(Entries taken from a collection)
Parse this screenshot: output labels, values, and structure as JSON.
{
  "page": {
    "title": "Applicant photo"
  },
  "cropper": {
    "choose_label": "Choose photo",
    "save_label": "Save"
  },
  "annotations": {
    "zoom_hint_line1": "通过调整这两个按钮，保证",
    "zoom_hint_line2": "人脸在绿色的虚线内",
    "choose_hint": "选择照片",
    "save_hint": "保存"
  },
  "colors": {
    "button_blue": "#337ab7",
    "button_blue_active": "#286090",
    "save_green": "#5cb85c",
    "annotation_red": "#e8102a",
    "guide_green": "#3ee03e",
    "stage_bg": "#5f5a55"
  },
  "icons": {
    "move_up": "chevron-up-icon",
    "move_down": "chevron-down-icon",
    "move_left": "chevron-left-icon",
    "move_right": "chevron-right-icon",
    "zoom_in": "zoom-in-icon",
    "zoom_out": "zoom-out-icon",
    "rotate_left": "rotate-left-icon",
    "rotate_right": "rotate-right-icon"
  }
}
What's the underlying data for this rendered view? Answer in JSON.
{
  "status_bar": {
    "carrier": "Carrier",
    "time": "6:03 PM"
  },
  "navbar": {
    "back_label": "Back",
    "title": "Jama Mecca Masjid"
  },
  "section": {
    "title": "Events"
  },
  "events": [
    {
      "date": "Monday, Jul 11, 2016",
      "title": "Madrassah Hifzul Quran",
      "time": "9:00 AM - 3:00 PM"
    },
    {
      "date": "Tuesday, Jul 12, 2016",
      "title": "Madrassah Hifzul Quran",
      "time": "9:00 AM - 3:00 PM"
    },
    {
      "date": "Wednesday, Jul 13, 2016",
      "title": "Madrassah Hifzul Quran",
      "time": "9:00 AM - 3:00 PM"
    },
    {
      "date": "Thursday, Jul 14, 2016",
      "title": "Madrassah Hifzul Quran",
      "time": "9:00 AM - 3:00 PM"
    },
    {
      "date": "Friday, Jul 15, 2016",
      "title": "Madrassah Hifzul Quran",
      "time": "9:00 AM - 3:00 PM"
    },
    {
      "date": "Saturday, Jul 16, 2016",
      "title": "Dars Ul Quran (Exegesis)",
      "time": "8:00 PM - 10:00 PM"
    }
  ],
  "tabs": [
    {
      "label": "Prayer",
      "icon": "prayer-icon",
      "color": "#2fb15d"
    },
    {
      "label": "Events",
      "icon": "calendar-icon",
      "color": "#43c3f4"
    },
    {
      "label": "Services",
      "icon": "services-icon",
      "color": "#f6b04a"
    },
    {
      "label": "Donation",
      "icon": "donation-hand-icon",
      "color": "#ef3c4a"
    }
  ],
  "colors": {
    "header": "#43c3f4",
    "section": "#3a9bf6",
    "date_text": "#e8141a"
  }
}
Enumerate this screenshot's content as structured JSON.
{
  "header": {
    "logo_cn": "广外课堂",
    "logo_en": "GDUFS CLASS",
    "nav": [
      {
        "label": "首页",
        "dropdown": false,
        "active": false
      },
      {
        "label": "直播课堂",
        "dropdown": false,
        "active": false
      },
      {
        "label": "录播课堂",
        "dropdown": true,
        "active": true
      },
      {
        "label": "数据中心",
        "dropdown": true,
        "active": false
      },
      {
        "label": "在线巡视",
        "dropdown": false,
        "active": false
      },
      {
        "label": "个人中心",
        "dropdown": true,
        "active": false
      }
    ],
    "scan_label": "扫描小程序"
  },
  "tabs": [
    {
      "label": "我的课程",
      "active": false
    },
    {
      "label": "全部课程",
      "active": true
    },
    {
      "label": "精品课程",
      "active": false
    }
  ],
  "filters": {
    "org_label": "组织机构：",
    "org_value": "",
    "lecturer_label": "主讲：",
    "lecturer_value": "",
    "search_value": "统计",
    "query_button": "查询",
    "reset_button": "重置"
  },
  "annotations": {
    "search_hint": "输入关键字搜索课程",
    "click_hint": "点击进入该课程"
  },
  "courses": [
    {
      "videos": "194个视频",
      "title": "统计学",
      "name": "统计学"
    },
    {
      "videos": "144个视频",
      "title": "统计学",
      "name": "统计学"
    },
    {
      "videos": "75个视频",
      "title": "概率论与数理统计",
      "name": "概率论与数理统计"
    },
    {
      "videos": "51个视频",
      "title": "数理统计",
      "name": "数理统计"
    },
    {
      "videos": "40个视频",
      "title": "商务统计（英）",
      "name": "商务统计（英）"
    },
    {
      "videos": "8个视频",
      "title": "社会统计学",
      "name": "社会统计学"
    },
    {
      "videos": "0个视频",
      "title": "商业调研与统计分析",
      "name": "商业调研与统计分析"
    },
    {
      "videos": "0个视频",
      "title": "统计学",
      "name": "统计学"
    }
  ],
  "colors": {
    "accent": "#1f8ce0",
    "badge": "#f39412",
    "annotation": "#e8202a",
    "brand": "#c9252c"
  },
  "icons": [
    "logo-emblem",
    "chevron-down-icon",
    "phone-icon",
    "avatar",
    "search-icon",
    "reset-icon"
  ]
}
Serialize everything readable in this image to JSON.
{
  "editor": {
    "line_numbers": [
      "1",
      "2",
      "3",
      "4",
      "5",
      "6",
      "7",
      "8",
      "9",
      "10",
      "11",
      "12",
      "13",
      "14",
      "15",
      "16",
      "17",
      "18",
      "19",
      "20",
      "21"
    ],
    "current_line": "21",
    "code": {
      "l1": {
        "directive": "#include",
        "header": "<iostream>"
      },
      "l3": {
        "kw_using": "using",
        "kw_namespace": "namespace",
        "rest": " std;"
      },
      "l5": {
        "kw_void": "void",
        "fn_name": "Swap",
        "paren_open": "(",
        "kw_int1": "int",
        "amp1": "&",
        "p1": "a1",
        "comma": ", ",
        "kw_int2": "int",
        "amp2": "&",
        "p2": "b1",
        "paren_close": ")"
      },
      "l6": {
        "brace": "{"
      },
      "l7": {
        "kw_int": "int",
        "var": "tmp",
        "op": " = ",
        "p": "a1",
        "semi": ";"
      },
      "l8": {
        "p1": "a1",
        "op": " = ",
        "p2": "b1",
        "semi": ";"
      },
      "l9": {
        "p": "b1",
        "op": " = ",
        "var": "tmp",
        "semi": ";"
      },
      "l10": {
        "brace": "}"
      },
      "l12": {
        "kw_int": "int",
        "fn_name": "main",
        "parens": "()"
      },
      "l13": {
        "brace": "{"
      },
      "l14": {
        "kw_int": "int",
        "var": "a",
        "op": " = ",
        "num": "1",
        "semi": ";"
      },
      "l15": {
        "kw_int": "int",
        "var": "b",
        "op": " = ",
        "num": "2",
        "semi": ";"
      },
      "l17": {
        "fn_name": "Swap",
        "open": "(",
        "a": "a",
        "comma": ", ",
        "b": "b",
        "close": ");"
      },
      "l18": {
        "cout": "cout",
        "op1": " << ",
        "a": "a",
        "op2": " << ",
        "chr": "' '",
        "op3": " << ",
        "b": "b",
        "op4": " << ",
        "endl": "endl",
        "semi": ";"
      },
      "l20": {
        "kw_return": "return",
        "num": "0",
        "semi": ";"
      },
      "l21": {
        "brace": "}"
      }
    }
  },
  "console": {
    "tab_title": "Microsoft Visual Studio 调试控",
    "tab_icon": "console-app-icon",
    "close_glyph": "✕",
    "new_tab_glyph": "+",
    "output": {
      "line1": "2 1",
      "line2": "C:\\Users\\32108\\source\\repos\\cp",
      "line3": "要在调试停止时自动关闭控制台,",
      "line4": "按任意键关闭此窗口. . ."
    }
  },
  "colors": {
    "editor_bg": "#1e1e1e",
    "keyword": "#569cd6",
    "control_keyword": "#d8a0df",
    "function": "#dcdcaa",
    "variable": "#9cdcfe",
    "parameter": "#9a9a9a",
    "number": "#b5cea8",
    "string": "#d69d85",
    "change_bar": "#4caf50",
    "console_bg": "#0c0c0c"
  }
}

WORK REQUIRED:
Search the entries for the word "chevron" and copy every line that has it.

SOLVED PROBLEM:
    "move_up": "chevron-up-icon",
    "move_down": "chevron-down-icon",
    "move_left": "chevron-left-icon",
    "move_right": "chevron-right-icon",
    "chevron-down-icon",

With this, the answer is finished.